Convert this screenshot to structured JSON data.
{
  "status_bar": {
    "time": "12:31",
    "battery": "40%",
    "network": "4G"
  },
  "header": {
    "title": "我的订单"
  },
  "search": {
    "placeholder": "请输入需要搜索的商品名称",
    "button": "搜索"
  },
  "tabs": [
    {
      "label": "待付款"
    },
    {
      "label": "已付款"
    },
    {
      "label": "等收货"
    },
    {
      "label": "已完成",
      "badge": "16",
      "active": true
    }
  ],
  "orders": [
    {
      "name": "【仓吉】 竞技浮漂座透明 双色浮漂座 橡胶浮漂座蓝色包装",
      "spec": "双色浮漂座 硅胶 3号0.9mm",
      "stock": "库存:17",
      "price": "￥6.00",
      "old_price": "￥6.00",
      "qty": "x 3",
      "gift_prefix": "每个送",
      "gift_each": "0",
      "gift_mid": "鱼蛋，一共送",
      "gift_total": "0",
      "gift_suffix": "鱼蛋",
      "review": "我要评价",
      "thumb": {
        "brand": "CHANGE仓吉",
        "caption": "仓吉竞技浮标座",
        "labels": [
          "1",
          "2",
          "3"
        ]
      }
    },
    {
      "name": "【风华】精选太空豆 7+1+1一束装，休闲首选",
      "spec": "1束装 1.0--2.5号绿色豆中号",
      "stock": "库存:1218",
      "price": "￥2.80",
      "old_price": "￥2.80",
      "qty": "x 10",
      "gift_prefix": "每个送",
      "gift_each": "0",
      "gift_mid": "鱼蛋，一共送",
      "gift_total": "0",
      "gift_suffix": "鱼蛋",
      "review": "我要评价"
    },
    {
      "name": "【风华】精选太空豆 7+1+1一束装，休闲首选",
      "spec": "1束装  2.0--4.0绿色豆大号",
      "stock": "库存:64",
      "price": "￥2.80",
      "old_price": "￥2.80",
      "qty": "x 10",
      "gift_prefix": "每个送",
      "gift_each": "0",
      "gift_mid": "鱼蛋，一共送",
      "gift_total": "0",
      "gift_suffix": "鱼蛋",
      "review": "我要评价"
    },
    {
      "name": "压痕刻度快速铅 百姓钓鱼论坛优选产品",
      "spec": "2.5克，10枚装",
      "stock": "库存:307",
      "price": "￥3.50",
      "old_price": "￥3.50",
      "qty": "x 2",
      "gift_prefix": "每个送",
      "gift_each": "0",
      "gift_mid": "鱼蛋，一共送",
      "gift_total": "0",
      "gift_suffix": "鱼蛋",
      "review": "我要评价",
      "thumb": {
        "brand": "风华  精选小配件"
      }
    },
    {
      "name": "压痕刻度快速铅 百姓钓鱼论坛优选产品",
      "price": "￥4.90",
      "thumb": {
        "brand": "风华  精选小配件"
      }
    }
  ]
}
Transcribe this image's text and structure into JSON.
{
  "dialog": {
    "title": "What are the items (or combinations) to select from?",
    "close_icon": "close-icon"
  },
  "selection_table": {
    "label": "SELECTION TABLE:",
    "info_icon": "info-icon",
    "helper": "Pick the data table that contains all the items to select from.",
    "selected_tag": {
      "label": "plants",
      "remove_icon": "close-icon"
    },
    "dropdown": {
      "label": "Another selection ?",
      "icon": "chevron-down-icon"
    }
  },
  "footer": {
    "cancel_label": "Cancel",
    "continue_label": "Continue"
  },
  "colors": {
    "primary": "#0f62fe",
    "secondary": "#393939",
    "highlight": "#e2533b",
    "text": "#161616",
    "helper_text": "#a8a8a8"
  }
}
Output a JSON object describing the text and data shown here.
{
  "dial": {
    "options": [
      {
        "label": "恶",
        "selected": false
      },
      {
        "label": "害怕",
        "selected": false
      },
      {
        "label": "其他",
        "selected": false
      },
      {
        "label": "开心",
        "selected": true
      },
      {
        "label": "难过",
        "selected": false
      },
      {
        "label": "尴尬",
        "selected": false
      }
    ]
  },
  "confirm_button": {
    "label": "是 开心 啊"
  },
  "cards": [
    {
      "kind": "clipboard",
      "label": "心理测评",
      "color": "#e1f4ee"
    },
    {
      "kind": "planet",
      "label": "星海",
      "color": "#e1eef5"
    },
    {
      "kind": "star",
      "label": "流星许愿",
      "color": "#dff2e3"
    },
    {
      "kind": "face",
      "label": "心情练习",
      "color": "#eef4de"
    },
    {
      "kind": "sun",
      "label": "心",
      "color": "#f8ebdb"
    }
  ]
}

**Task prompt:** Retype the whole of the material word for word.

**Response to the task:**
Convert this screenshot to structured JSON data.
{
  "status_bar": {
    "time": "12:31",
    "battery": "40%",
    "network": "4G"
  },
  "header": {
    "title": "我的订单"
  },
  "search": {
    "placeholder": "请输入需要搜索的商品名称",
    "button": "搜索"
  },
  "tabs": [
    {
      "label": "待付款"
    },
    {
      "label": "已付款"
    },
    {
      "label": "等收货"
    },
    {
      "label": "已完成",
      "badge": "16",
      "active": true
    }
  ],
  "orders": [
    {
      "name": "【仓吉】 竞技浮漂座透明 双色浮漂座 橡胶浮漂座蓝色包装",
      "spec": "双色浮漂座 硅胶 3号0.9mm",
      "stock": "库存:17",
      "price": "￥6.00",
      "old_price": "￥6.00",
      "qty": "x 3",
      "gift_prefix": "每个送",
      "gift_each": "0",
      "gift_mid": "鱼蛋，一共送",
      "gift_total": "0",
      "gift_suffix": "鱼蛋",
      "review": "我要评价",
      "thumb": {
        "brand": "CHANGE仓吉",
        "caption": "仓吉竞技浮标座",
        "labels": [
          "1",
          "2",
          "3"
        ]
      }
    },
    {
      "name": "【风华】精选太空豆 7+1+1一束装，休闲首选",
      "spec": "1束装 1.0--2.5号绿色豆中号",
      "stock": "库存:1218",
      "price": "￥2.80",
      "old_price": "￥2.80",
      "qty": "x 10",
      "gift_prefix": "每个送",
      "gift_each": "0",
      "gift_mid": "鱼蛋，一共送",
      "gift_total": "0",
      "gift_suffix": "鱼蛋",
      "review": "我要评价"
    },
    {
      "name": "【风华】精选太空豆 7+1+1一束装，休闲首选",
      "spec": "1束装  2.0--4.0绿色豆大号",
      "stock": "库存:64",
      "price": "￥2.80",
      "old_price": "￥2.80",
      "qty": "x 10",
      "gift_prefix": "每个送",
      "gift_each": "0",
      "gift_mid": "鱼蛋，一共送",
      "gift_total": "0",
      "gift_suffix": "鱼蛋",
      "review": "我要评价"
    },
    {
      "name": "压痕刻度快速铅 百姓钓鱼论坛优选产品",
      "spec": "2.5克，10枚装",
      "stock": "库存:307",
      "price": "￥3.50",
      "old_price": "￥3.50",
      "qty": "x 2",
      "gift_prefix": "每个送",
      "gift_each": "0",
      "gift_mid": "鱼蛋，一共送",
      "gift_total": "0",
      "gift_suffix": "鱼蛋",
      "review": "我要评价",
      "thumb": {
        "brand": "风华  精选小配件"
      }
    },
    {
      "name": "压痕刻度快速铅 百姓钓鱼论坛优选产品",
      "price": "￥4.90",
      "thumb": {
        "brand": "风华  精选小配件"
      }
    }
  ]
}
Transcribe this image's text and structure into JSON.
{
  "dialog": {
    "title": "What are the items (or combinations) to select from?",
    "close_icon": "close-icon"
  },
  "selection_table": {
    "label": "SELECTION TABLE:",
    "info_icon": "info-icon",
    "helper": "Pick the data table that contains all the items to select from.",
    "selected_tag": {
      "label": "plants",
      "remove_icon": "close-icon"
    },
    "dropdown": {
      "label": "Another selection ?",
      "icon": "chevron-down-icon"
    }
  },
  "footer": {
    "cancel_label": "Cancel",
    "continue_label": "Continue"
  },
  "colors": {
    "primary": "#0f62fe",
    "secondary": "#393939",
    "highlight": "#e2533b",
    "text": "#161616",
    "helper_text": "#a8a8a8"
  }
}
Output a JSON object describing the text and data shown here.
{
  "dial": {
    "options": [
      {
        "label": "恶",
        "selected": false
      },
      {
        "label": "害怕",
        "selected": false
      },
      {
        "label": "其他",
        "selected": false
      },
      {
        "label": "开心",
        "selected": true
      },
      {
        "label": "难过",
        "selected": false
      },
      {
        "label": "尴尬",
        "selected": false
      }
    ]
  },
  "confirm_button": {
    "label": "是 开心 啊"
  },
  "cards": [
    {
      "kind": "clipboard",
      "label": "心理测评",
      "color": "#e1f4ee"
    },
    {
      "kind": "planet",
      "label": "星海",
      "color": "#e1eef5"
    },
    {
      "kind": "star",
      "label": "流星许愿",
      "color": "#dff2e3"
    },
    {
      "kind": "face",
      "label": "心情练习",
      "color": "#eef4de"
    },
    {
      "kind": "sun",
      "label": "心",
      "color": "#f8ebdb"
    }
  ]
}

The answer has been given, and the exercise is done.